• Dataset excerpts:
▬▬▬
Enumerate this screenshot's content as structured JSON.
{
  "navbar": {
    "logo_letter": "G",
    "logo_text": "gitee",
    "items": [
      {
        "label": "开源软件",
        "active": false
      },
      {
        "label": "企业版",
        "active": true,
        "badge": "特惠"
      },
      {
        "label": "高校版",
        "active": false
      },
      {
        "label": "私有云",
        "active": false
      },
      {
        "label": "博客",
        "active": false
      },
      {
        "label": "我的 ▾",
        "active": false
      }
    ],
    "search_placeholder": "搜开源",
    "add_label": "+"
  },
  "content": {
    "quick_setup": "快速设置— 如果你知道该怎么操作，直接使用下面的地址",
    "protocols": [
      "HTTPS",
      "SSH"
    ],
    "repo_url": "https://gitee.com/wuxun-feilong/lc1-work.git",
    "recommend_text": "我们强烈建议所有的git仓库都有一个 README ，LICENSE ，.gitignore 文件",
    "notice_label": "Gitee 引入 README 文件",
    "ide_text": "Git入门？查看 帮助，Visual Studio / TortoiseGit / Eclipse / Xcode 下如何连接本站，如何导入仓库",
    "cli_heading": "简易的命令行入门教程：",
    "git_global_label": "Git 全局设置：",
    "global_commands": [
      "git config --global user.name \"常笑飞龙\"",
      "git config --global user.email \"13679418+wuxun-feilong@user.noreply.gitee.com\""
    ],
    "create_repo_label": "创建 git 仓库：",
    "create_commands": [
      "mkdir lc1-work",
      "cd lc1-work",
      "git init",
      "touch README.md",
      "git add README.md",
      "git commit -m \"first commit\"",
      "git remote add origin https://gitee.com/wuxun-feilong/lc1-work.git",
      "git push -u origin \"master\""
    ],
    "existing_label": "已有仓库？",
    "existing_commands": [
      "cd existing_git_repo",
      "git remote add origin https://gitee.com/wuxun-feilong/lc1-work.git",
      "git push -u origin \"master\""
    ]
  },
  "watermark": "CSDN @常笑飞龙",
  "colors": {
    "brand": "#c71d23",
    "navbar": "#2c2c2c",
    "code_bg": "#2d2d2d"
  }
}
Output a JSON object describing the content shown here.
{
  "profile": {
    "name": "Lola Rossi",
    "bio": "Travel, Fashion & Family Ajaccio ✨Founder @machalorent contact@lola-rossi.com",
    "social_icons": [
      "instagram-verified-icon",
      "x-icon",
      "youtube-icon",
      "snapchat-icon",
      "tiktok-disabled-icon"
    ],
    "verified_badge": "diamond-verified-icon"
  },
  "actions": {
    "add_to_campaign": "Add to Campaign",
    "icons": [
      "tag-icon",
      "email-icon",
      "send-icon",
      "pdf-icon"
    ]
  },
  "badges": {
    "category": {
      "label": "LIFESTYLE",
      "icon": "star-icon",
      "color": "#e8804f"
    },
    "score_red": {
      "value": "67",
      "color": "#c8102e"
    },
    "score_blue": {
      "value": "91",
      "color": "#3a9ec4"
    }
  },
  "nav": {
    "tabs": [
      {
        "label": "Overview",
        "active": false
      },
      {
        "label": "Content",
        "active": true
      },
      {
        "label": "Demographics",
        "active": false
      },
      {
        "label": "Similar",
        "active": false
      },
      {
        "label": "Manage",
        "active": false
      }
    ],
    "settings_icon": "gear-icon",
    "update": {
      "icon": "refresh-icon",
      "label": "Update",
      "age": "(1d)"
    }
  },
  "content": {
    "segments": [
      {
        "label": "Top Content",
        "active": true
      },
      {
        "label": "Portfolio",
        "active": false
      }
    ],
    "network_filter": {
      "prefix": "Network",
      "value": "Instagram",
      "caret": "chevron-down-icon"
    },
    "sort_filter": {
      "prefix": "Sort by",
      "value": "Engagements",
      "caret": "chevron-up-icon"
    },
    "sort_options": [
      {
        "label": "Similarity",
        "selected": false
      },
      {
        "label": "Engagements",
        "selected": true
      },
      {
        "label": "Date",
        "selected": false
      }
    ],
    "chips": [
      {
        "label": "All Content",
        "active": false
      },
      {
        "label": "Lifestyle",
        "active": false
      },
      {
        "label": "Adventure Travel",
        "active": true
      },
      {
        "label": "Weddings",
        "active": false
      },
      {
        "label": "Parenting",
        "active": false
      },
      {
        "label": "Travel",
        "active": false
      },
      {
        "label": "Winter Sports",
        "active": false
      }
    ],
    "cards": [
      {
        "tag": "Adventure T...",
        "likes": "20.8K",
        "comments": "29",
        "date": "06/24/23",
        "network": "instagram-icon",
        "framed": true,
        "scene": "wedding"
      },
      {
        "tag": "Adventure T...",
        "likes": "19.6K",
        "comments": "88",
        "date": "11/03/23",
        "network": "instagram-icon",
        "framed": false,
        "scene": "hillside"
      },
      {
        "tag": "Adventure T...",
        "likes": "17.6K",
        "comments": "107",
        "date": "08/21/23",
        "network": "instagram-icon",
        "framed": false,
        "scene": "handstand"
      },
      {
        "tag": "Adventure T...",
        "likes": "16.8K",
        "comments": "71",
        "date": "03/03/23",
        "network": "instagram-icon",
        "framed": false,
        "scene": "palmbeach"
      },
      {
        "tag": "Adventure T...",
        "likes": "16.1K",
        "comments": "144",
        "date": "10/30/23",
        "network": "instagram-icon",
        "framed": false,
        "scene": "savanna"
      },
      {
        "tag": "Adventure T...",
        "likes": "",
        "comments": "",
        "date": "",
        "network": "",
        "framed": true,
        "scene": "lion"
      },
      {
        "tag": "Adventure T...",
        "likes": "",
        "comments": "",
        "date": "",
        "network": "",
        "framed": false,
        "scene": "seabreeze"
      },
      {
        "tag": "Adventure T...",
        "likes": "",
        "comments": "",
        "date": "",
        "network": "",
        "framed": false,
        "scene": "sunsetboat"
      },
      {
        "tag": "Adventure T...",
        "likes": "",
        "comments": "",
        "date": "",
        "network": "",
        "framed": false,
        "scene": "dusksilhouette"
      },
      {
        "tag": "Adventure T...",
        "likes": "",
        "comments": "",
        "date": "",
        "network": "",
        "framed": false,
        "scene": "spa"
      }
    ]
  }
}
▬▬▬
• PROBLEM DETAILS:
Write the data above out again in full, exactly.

• ANSWER BOX:
Enumerate this screenshot's content as structured JSON.
{
  "navbar": {
    "logo_letter": "G",
    "logo_text": "gitee",
    "items": [
      {
        "label": "开源软件",
        "active": false
      },
      {
        "label": "企业版",
        "active": true,
        "badge": "特惠"
      },
      {
        "label": "高校版",
        "active": false
      },
      {
        "label": "私有云",
        "active": false
      },
      {
        "label": "博客",
        "active": false
      },
      {
        "label": "我的 ▾",
        "active": false
      }
    ],
    "search_placeholder": "搜开源",
    "add_label": "+"
  },
  "content": {
    "quick_setup": "快速设置— 如果你知道该怎么操作，直接使用下面的地址",
    "protocols": [
      "HTTPS",
      "SSH"
    ],
    "repo_url": "https://gitee.com/wuxun-feilong/lc1-work.git",
    "recommend_text": "我们强烈建议所有的git仓库都有一个 README ，LICENSE ，.gitignore 文件",
    "notice_label": "Gitee 引入 README 文件",
    "ide_text": "Git入门？查看 帮助，Visual Studio / TortoiseGit / Eclipse / Xcode 下如何连接本站，如何导入仓库",
    "cli_heading": "简易的命令行入门教程：",
    "git_global_label": "Git 全局设置：",
    "global_commands": [
      "git config --global user.name \"常笑飞龙\"",
      "git config --global user.email \"13679418+wuxun-feilong@user.noreply.gitee.com\""
    ],
    "create_repo_label": "创建 git 仓库：",
    "create_commands": [
      "mkdir lc1-work",
      "cd lc1-work",
      "git init",
      "touch README.md",
      "git add README.md",
      "git commit -m \"first commit\"",
      "git remote add origin https://gitee.com/wuxun-feilong/lc1-work.git",
      "git push -u origin \"master\""
    ],
    "existing_label": "已有仓库？",
    "existing_commands": [
      "cd existing_git_repo",
      "git remote add origin https://gitee.com/wuxun-feilong/lc1-work.git",
      "git push -u origin \"master\""
    ]
  },
  "watermark": "CSDN @常笑飞龙",
  "colors": {
    "brand": "#c71d23",
    "navbar": "#2c2c2c",
    "code_bg": "#2d2d2d"
  }
}
Output a JSON object describing the content shown here.
{
  "profile": {
    "name": "Lola Rossi",
    "bio": "Travel, Fashion & Family Ajaccio ✨Founder @machalorent contact@lola-rossi.com",
    "social_icons": [
      "instagram-verified-icon",
      "x-icon",
      "youtube-icon",
      "snapchat-icon",
      "tiktok-disabled-icon"
    ],
    "verified_badge": "diamond-verified-icon"
  },
  "actions": {
    "add_to_campaign": "Add to Campaign",
    "icons": [
      "tag-icon",
      "email-icon",
      "send-icon",
      "pdf-icon"
    ]
  },
  "badges": {
    "category": {
      "label": "LIFESTYLE",
      "icon": "star-icon",
      "color": "#e8804f"
    },
    "score_red": {
      "value": "67",
      "color": "#c8102e"
    },
    "score_blue": {
      "value": "91",
      "color": "#3a9ec4"
    }
  },
  "nav": {
    "tabs": [
      {
        "label": "Overview",
        "active": false
      },
      {
        "label": "Content",
        "active": true
      },
      {
        "label": "Demographics",
        "active": false
      },
      {
        "label": "Similar",
        "active": false
      },
      {
        "label": "Manage",
        "active": false
      }
    ],
    "settings_icon": "gear-icon",
    "update": {
      "icon": "refresh-icon",
      "label": "Update",
      "age": "(1d)"
    }
  },
  "content": {
    "segments": [
      {
        "label": "Top Content",
        "active": true
      },
      {
        "label": "Portfolio",
        "active": false
      }
    ],
    "network_filter": {
      "prefix": "Network",
      "value": "Instagram",
      "caret": "chevron-down-icon"
    },
    "sort_filter": {
      "prefix": "Sort by",
      "value": "Engagements",
      "caret": "chevron-up-icon"
    },
    "sort_options": [
      {
        "label": "Similarity",
        "selected": false
      },
      {
        "label": "Engagements",
        "selected": true
      },
      {
        "label": "Date",
        "selected": false
      }
    ],
    "chips": [
      {
        "label": "All Content",
        "active": false
      },
      {
        "label": "Lifestyle",
        "active": false
      },
      {
        "label": "Adventure Travel",
        "active": true
      },
      {
        "label": "Weddings",
        "active": false
      },
      {
        "label": "Parenting",
        "active": false
      },
      {
        "label": "Travel",
        "active": false
      },
      {
        "label": "Winter Sports",
        "active": false
      }
    ],
    "cards": [
      {
        "tag": "Adventure T...",
        "likes": "20.8K",
        "comments": "29",
        "date": "06/24/23",
        "network": "instagram-icon",
        "framed": true,
        "scene": "wedding"
      },
      {
        "tag": "Adventure T...",
        "likes": "19.6K",
        "comments": "88",
        "date": "11/03/23",
        "network": "instagram-icon",
        "framed": false,
        "scene": "hillside"
      },
      {
        "tag": "Adventure T...",
        "likes": "17.6K",
        "comments": "107",
        "date": "08/21/23",
        "network": "instagram-icon",
        "framed": false,
        "scene": "handstand"
      },
      {
        "tag": "Adventure T...",
        "likes": "16.8K",
        "comments": "71",
        "date": "03/03/23",
        "network": "instagram-icon",
        "framed": false,
        "scene": "palmbeach"
      },
      {
        "tag": "Adventure T...",
        "likes": "16.1K",
        "comments": "144",
        "date": "10/30/23",
        "network": "instagram-icon",
        "framed": false,
        "scene": "savanna"
      },
      {
        "tag": "Adventure T...",
        "likes": "",
        "comments": "",
        "date": "",
        "network": "",
        "framed": true,
        "scene": "lion"
      },
      {
        "tag": "Adventure T...",
        "likes": "",
        "comments": "",
        "date": "",
        "network": "",
        "framed": false,
        "scene": "seabreeze"
      },
      {
        "tag": "Adventure T...",
        "likes": "",
        "comments": "",
        "date": "",
        "network": "",
        "framed": false,
        "scene": "sunsetboat"
      },
      {
        "tag": "Adventure T...",
        "likes": "",
        "comments": "",
        "date": "",
        "network": "",
        "framed": false,
        "scene": "dusksilhouette"
      },
      {
        "tag": "Adventure T...",
        "likes": "",
        "comments": "",
        "date": "",
        "network": "",
        "framed": false,
        "scene": "spa"
      }
    ]
  }
}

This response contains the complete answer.